Using CasperJS in a Yeoman Workflow to Test for 404s on a Jekyll Site.

12 February 2014

Reading time ~5 min | Categories: geekery  testing 

I use the Yeoman Jekyll Generator to livereload and build my personal site. I love the automation. I've been wanting to introduce testing to my workflow for some time and, for a front-end developer, CasperJS looked like a good fit. This post outlines the steps I took to integrate a test for broken links on my site into my Yeoman workflow.

I'd love to hear of any improvements or alternative approaches. All the source files for my personal site are on GitHub at https://github.com/patrickgrey/patrickgrey.1.1 if you want to take a look.

First I installed PhantomJS (I'm on Windows to I downloaded the exe, saved it to C:\bin\phantomjs, then added that to my $PATH). Then I installed CasperJS using NPM.

Next I created a test folder ("test_casper") at the root of my project to keep testing separate from site generation. I split my test files into a logical set as suggested at http://developer.helpscout.net/blog/functional-testing-casperjs/#toc_13 and created a simple test (like the one here) to check it was working. I ran this from the console.

The next challenge was to test the site locally as it was generated. To do this I installed grunt-casper so that I could run casper as a task from my grunt file.

This is the task configuration:

casper : {
    uiTest : {
        src: ['test_casper/test.js'],
        options : {
            test: true
        }
    }
}

and this is the task call I put in the watch configuration:

casper: {
    files: [
        '<%= yeoman.app %>/**/*.{html,yml,md,mkd,markdown}',
        'test_casper/**/*.js'
    ],
    tasks: ['casper:uiTest']
}

Now, when I run "grunt serve" and then make a change to a watched file, the casperJS test is called each time.

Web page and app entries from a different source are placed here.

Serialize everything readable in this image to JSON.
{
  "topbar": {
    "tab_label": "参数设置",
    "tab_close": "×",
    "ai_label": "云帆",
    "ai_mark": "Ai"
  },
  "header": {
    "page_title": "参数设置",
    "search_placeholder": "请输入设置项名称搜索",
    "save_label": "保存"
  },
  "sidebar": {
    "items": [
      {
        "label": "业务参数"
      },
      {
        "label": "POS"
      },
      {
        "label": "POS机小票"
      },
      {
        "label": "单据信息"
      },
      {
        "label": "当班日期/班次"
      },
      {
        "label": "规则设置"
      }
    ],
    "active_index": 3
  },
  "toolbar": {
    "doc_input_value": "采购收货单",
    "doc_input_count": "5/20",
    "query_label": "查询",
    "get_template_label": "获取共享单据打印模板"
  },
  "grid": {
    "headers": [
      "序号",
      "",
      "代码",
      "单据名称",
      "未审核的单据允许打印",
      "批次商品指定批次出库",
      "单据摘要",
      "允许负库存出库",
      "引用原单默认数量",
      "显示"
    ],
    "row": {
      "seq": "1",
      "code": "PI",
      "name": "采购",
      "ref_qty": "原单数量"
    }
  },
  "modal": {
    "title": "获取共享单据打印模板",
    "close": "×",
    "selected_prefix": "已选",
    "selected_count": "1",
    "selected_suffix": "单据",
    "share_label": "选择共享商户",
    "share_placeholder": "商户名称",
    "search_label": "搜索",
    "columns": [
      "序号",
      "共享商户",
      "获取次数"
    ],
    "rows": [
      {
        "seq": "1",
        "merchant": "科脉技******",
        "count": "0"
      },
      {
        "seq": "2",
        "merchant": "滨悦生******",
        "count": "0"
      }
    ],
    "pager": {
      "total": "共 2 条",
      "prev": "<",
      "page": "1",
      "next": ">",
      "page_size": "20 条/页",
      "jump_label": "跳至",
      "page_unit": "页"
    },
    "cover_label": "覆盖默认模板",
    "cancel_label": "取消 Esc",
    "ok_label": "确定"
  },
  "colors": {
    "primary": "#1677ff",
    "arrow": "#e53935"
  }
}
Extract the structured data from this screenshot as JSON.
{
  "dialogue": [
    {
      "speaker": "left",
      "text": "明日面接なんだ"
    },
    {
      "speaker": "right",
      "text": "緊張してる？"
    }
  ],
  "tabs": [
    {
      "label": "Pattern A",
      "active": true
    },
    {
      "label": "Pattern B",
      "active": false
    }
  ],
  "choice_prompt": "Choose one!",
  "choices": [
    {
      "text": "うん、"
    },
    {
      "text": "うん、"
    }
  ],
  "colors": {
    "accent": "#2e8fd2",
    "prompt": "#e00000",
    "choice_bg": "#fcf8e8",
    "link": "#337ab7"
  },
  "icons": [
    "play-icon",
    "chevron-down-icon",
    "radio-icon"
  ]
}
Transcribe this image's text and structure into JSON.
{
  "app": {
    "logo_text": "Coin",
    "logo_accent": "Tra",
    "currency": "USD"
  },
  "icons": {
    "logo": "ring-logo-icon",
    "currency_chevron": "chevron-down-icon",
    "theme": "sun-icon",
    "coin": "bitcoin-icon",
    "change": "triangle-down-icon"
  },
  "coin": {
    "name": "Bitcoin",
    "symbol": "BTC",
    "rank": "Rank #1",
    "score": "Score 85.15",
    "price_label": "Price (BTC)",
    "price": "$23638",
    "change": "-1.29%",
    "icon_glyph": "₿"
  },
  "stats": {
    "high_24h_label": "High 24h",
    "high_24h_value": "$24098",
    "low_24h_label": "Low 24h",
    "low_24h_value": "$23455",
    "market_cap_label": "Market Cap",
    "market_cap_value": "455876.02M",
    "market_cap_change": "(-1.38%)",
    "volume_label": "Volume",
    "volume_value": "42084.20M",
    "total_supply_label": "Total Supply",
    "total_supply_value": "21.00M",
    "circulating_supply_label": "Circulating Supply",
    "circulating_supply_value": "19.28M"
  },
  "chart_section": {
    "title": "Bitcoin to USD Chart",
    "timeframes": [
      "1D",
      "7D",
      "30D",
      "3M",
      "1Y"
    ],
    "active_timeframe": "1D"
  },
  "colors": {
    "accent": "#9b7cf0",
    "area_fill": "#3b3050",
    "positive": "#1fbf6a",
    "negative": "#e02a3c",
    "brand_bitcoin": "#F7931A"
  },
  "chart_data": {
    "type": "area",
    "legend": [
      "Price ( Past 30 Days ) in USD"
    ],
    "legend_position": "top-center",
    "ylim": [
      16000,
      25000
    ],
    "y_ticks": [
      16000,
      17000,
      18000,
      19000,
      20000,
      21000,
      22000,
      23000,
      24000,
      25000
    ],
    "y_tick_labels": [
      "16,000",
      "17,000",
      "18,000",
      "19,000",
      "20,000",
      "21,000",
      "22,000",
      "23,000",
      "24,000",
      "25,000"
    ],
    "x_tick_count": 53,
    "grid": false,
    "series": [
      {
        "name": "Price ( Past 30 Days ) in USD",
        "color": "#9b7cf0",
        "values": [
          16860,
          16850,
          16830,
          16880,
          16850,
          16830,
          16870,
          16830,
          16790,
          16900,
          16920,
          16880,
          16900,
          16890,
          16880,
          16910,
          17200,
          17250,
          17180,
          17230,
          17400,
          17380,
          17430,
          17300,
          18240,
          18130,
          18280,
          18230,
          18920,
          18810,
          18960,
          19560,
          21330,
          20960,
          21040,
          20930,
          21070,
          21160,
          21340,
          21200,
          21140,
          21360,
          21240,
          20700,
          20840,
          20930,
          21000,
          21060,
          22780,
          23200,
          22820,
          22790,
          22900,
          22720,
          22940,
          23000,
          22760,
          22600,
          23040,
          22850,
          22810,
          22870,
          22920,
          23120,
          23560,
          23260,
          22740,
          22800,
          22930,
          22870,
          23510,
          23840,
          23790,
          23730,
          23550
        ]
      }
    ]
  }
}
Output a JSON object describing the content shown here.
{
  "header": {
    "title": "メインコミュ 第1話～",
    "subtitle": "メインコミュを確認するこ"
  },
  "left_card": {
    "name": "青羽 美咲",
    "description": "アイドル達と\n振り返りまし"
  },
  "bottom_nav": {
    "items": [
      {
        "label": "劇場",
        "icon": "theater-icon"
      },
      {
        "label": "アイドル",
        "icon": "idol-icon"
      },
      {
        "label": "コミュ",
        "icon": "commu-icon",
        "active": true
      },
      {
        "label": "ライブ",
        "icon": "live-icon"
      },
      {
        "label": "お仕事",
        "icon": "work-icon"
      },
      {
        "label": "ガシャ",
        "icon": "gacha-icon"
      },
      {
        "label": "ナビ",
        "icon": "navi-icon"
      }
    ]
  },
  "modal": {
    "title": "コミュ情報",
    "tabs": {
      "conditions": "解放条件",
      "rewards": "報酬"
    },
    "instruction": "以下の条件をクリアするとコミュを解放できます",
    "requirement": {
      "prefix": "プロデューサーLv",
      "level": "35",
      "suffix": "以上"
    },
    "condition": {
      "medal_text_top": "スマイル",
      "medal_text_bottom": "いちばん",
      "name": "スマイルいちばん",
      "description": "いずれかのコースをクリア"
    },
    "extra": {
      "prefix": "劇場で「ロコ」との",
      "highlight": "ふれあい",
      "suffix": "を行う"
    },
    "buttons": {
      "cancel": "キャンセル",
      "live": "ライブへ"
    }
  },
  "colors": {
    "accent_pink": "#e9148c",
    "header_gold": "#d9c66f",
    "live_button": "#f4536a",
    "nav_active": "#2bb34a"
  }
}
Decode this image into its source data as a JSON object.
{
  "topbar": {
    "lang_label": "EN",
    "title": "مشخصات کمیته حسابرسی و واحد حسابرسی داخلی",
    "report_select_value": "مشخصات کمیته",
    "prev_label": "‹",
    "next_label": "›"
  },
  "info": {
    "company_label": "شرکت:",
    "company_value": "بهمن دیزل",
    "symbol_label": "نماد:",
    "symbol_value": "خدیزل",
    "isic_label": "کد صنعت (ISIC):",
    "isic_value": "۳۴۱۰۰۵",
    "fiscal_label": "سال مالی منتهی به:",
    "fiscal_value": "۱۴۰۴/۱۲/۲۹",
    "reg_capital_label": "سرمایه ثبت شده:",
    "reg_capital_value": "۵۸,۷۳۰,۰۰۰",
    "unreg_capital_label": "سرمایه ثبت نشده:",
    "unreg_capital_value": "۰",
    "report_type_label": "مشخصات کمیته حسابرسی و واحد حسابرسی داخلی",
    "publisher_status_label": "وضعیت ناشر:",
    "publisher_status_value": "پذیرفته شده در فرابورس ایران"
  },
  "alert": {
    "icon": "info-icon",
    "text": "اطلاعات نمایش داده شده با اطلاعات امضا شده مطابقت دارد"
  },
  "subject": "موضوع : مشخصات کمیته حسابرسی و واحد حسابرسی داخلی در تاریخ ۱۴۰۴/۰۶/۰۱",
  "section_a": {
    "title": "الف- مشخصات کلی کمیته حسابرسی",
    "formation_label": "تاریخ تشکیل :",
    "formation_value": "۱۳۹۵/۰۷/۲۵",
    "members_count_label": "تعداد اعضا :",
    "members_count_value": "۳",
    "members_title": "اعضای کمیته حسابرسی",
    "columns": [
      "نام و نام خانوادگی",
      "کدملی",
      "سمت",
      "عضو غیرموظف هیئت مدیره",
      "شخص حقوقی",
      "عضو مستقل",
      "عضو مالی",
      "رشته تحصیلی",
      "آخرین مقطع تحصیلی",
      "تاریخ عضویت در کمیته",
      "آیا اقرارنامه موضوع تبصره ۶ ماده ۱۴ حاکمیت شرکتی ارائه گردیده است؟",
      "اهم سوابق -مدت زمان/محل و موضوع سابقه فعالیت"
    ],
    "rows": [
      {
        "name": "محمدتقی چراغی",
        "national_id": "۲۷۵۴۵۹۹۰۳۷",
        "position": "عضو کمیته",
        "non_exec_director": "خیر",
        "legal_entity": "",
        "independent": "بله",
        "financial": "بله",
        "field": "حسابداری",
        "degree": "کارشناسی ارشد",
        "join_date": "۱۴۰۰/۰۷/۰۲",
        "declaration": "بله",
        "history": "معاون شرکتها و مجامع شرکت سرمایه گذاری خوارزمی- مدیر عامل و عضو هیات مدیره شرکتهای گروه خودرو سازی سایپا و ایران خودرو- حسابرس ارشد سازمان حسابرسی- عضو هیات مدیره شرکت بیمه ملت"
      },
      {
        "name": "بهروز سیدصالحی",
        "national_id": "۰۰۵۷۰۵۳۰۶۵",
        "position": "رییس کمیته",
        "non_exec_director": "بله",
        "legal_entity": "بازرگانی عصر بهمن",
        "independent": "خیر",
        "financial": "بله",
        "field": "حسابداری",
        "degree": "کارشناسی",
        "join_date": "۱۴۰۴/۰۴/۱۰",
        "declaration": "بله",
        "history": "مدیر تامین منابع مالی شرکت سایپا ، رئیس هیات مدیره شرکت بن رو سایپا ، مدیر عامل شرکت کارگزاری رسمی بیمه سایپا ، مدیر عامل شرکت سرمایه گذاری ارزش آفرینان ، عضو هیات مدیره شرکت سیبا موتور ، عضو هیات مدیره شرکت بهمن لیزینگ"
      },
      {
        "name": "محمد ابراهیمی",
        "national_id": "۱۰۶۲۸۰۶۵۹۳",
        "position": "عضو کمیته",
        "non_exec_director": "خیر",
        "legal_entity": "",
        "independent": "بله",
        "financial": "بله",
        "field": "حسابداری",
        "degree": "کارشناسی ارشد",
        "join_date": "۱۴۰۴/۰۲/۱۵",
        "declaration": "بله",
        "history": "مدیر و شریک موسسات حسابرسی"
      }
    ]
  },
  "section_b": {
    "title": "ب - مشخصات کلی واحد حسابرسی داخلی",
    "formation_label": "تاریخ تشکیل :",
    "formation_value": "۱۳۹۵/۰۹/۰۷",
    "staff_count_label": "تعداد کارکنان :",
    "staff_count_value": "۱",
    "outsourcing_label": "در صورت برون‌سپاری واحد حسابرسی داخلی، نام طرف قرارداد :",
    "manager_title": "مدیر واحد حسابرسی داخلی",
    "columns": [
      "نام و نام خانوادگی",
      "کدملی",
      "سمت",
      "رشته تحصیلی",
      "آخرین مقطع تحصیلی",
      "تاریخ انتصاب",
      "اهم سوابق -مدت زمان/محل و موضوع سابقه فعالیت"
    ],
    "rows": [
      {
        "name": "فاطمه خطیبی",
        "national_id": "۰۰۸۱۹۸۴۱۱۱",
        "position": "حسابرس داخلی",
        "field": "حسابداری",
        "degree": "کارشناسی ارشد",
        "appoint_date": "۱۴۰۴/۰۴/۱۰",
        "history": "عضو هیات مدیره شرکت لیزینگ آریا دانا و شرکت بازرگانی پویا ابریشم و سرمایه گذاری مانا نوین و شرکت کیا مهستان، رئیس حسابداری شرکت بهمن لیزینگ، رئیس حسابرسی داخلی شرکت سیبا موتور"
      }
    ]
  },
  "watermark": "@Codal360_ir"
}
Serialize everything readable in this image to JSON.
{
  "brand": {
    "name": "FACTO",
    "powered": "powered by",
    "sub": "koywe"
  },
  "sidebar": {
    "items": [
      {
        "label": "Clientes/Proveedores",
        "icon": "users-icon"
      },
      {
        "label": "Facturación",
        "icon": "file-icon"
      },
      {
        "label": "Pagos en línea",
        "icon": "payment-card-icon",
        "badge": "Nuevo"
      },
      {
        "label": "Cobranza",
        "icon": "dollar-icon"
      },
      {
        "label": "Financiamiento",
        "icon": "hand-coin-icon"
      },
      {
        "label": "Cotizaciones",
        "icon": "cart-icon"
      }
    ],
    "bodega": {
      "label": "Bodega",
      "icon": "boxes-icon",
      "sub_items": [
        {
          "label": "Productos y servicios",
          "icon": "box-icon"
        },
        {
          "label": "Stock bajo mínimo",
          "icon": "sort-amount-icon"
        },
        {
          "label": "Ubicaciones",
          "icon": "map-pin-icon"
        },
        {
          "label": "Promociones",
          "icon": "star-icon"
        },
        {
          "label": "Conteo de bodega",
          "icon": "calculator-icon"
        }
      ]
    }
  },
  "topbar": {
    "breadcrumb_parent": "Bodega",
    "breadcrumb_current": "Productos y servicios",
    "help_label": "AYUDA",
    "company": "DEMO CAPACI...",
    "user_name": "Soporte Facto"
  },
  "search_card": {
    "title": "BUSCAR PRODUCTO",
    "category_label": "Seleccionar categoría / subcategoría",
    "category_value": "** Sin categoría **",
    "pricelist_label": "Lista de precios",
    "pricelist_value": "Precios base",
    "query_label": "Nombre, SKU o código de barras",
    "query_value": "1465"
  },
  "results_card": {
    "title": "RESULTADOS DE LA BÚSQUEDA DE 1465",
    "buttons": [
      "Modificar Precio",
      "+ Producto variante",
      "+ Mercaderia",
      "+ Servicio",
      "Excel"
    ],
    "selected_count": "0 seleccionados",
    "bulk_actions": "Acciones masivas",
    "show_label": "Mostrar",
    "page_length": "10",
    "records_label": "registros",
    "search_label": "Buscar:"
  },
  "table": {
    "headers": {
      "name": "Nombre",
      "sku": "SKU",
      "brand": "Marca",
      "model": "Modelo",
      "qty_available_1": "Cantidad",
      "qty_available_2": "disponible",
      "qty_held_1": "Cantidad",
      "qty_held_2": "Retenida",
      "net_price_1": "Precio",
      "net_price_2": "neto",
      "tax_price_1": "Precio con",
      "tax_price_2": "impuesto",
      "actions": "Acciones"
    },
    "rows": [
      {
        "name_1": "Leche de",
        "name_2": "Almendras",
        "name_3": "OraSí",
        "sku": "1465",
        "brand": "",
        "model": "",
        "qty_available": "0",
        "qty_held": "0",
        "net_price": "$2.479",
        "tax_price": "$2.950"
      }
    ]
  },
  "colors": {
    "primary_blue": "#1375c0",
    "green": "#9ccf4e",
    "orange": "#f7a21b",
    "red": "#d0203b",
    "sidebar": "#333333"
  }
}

Running a test on each save is useful when developing my test but once the test is good, I'll comment it out and the next job is to run the test once the site is built for deployment.

The test itself checks all internal links (i.e. those on http://127.0.0.1:9000/) and has been useful for internal links I put in posts or navigation and have since changed. The test itself was based on the really useful script I found here: http://planzero.org/blog/2013/03/07/spideringthewebwithcasperjs. You can see the adapted version at https://github.com/patrickgrey/patrickgrey.1.1/blob/master/test_casper/checkForBrokenLinks.js.

Once I get deployment tests up and running, the next step for me is to try and use a Continuous Integration platform like https://www.codeship.io/.